From an early age her artistic talents were evident, and as a schoolgirl in 1960 her work was accepted for a regional art competition. She won prizes at the prefecture art exhibition (1962) and the Dai-cho ten exhibition. She served the mandatory apprenticeships and worked as a kimono painter and designer until 1972, before turning to her best-known style painting geisha in splendid kimono costumes and imaginative settings. Some of Haruyo Morita's kimono designs and paintings of Japanese women wearing elaborate traditional kimonos are shown in her film animation Praying for Japan and on her Facebook page.

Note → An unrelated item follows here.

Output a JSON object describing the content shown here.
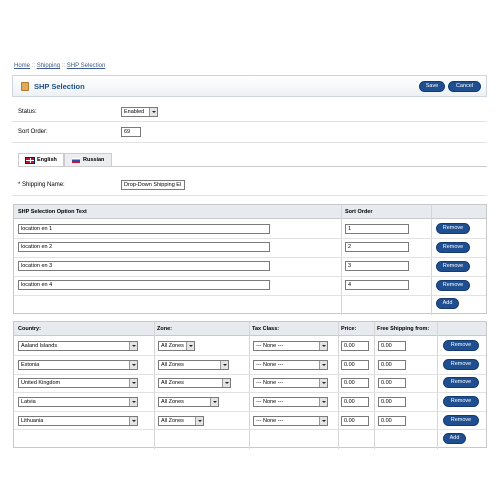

She is the artist of Twelve-Layer Kimono, a Showa period print with painted designs ink, color, and gold on paper. In her art she was influenced by the style and drama of Kabuki theatre and the Edo period of Japanese culture. In 2017, during the curatorship of the VMFA's Asian expert, Li Jian, Haruyo Morita's Twelve-Layer Kimono, a gift from a private collection, was added to the permanent collection of the Virginia Museum of Fine Arts' extensive Asian holdings .
She relocated to London in 1977 and arranged exhibitions of her work in London, Los Angeles, New York, and Honolulu. In the 21st century she resides on the New South Wales coast at Korora, in Australia, where she says the light and climate are perfect for creating her art.